An exact copy of every record is the required answer.
[Opening Record extracts section]
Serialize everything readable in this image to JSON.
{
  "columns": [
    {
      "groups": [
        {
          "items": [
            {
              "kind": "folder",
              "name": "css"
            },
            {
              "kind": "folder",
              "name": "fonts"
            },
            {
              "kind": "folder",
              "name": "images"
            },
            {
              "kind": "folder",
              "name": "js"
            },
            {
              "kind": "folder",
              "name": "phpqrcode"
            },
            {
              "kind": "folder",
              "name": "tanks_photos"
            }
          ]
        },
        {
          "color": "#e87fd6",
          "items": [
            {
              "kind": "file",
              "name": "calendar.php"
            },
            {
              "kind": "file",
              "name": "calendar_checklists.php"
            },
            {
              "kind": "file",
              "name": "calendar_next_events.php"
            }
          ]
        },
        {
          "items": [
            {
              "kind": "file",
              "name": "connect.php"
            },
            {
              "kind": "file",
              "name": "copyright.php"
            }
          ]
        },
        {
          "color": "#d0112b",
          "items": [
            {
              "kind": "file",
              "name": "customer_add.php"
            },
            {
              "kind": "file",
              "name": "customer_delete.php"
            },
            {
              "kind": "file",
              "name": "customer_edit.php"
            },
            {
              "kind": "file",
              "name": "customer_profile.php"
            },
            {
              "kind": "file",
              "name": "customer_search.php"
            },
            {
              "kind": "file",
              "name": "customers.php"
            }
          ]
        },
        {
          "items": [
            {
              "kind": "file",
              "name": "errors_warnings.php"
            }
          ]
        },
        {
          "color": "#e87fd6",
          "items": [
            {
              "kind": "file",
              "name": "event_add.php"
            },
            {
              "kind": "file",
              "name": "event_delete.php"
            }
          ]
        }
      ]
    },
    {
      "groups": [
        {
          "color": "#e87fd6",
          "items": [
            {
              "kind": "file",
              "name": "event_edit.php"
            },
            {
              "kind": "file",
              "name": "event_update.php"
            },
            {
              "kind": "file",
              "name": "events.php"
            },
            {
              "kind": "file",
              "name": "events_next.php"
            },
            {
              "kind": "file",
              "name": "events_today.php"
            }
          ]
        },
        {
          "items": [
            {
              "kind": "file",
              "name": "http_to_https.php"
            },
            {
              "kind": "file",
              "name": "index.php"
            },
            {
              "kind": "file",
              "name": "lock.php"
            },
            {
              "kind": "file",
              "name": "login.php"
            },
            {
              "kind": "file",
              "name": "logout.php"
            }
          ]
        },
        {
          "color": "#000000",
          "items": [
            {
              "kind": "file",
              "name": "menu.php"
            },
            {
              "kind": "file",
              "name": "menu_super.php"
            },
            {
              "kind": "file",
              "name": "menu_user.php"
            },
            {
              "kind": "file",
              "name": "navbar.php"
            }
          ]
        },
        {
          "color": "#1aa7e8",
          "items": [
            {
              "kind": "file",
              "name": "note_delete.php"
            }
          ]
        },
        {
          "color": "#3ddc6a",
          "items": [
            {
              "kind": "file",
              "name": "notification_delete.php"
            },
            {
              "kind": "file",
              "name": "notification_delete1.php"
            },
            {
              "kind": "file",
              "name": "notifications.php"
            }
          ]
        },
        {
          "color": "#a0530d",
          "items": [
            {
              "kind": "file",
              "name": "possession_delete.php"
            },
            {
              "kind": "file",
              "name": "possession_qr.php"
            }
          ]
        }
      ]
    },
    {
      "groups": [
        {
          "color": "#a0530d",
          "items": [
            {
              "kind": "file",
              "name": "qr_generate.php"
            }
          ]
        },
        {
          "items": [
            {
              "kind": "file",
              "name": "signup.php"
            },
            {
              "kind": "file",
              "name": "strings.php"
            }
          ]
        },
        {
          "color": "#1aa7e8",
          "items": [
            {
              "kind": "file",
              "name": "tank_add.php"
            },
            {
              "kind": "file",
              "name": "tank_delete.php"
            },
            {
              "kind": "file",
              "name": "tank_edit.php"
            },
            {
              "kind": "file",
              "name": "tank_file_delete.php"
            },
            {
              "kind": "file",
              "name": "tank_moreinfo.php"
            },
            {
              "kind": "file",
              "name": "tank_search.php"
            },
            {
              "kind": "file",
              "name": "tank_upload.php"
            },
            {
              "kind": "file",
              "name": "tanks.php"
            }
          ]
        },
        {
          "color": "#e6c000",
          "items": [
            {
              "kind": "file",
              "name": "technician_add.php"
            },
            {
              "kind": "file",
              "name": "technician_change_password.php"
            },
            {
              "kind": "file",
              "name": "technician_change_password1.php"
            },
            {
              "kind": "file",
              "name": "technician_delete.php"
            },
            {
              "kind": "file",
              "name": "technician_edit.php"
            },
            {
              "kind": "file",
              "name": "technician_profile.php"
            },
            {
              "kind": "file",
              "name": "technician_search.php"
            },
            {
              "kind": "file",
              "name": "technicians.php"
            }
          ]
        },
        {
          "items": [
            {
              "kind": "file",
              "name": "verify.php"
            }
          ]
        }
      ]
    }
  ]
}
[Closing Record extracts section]
Output of the task
Serialize everything readable in this image to JSON.
{
  "columns": [
    {
      "groups": [
        {
          "items": [
            {
              "kind": "folder",
              "name": "css"
            },
            {
              "kind": "folder",
              "name": "fonts"
            },
            {
              "kind": "folder",
              "name": "images"
            },
            {
              "kind": "folder",
              "name": "js"
            },
            {
              "kind": "folder",
              "name": "phpqrcode"
            },
            {
              "kind": "folder",
              "name": "tanks_photos"
            }
          ]
        },
        {
          "color": "#e87fd6",
          "items": [
            {
              "kind": "file",
              "name": "calendar.php"
            },
            {
              "kind": "file",
              "name": "calendar_checklists.php"
            },
            {
              "kind": "file",
              "name": "calendar_next_events.php"
            }
          ]
        },
        {
          "items": [
            {
              "kind": "file",
              "name": "connect.php"
            },
            {
              "kind": "file",
              "name": "copyright.php"
            }
          ]
        },
        {
          "color": "#d0112b",
          "items": [
            {
              "kind": "file",
              "name": "customer_add.php"
            },
            {
              "kind": "file",
              "name": "customer_delete.php"
            },
            {
              "kind": "file",
              "name": "customer_edit.php"
            },
            {
              "kind": "file",
              "name": "customer_profile.php"
            },
            {
              "kind": "file",
              "name": "customer_search.php"
            },
            {
              "kind": "file",
              "name": "customers.php"
            }
          ]
        },
        {
          "items": [
            {
              "kind": "file",
              "name": "errors_warnings.php"
            }
          ]
        },
        {
          "color": "#e87fd6",
          "items": [
            {
              "kind": "file",
              "name": "event_add.php"
            },
            {
              "kind": "file",
              "name": "event_delete.php"
            }
          ]
        }
      ]
    },
    {
      "groups": [
        {
          "color": "#e87fd6",
          "items": [
            {
              "kind": "file",
              "name": "event_edit.php"
            },
            {
              "kind": "file",
              "name": "event_update.php"
            },
            {
              "kind": "file",
              "name": "events.php"
            },
            {
              "kind": "file",
              "name": "events_next.php"
            },
            {
              "kind": "file",
              "name": "events_today.php"
            }
          ]
        },
        {
          "items": [
            {
              "kind": "file",
              "name": "http_to_https.php"
            },
            {
              "kind": "file",
              "name": "index.php"
            },
            {
              "kind": "file",
              "name": "lock.php"
            },
            {
              "kind": "file",
              "name": "login.php"
            },
            {
              "kind": "file",
              "name": "logout.php"
            }
          ]
        },
        {
          "color": "#000000",
          "items": [
            {
              "kind": "file",
              "name": "menu.php"
            },
            {
              "kind": "file",
              "name": "menu_super.php"
            },
            {
              "kind": "file",
              "name": "menu_user.php"
            },
            {
              "kind": "file",
              "name": "navbar.php"
            }
          ]
        },
        {
          "color": "#1aa7e8",
          "items": [
            {
              "kind": "file",
              "name": "note_delete.php"
            }
          ]
        },
        {
          "color": "#3ddc6a",
          "items": [
            {
              "kind": "file",
              "name": "notification_delete.php"
            },
            {
              "kind": "file",
              "name": "notification_delete1.php"
            },
            {
              "kind": "file",
              "name": "notifications.php"
            }
          ]
        },
        {
          "color": "#a0530d",
          "items": [
            {
              "kind": "file",
              "name": "possession_delete.php"
            },
            {
              "kind": "file",
              "name": "possession_qr.php"
            }
          ]
        }
      ]
    },
    {
      "groups": [
        {
          "color": "#a0530d",
          "items": [
            {
              "kind": "file",
              "name": "qr_generate.php"
            }
          ]
        },
        {
          "items": [
            {
              "kind": "file",
              "name": "signup.php"
            },
            {
              "kind": "file",
              "name": "strings.php"
            }
          ]
        },
        {
          "color": "#1aa7e8",
          "items": [
            {
              "kind": "file",
              "name": "tank_add.php"
            },
            {
              "kind": "file",
              "name": "tank_delete.php"
            },
            {
              "kind": "file",
              "name": "tank_edit.php"
            },
            {
              "kind": "file",
              "name": "tank_file_delete.php"
            },
            {
              "kind": "file",
              "name": "tank_moreinfo.php"
            },
            {
              "kind": "file",
              "name": "tank_search.php"
            },
            {
              "kind": "file",
              "name": "tank_upload.php"
            },
            {
              "kind": "file",
              "name": "tanks.php"
            }
          ]
        },
        {
          "color": "#e6c000",
          "items": [
            {
              "kind": "file",
              "name": "technician_add.php"
            },
            {
              "kind": "file",
              "name": "technician_change_password.php"
            },
            {
              "kind": "file",
              "name": "technician_change_password1.php"
            },
            {
              "kind": "file",
              "name": "technician_delete.php"
            },
            {
              "kind": "file",
              "name": "technician_edit.php"
            },
            {
              "kind": "file",
              "name": "technician_profile.php"
            },
            {
              "kind": "file",
              "name": "technician_search.php"
            },
            {
              "kind": "file",
              "name": "technicians.php"
            }
          ]
        },
        {
          "items": [
            {
              "kind": "file",
              "name": "verify.php"
            }
          ]
        }
      ]
    }
  ]
}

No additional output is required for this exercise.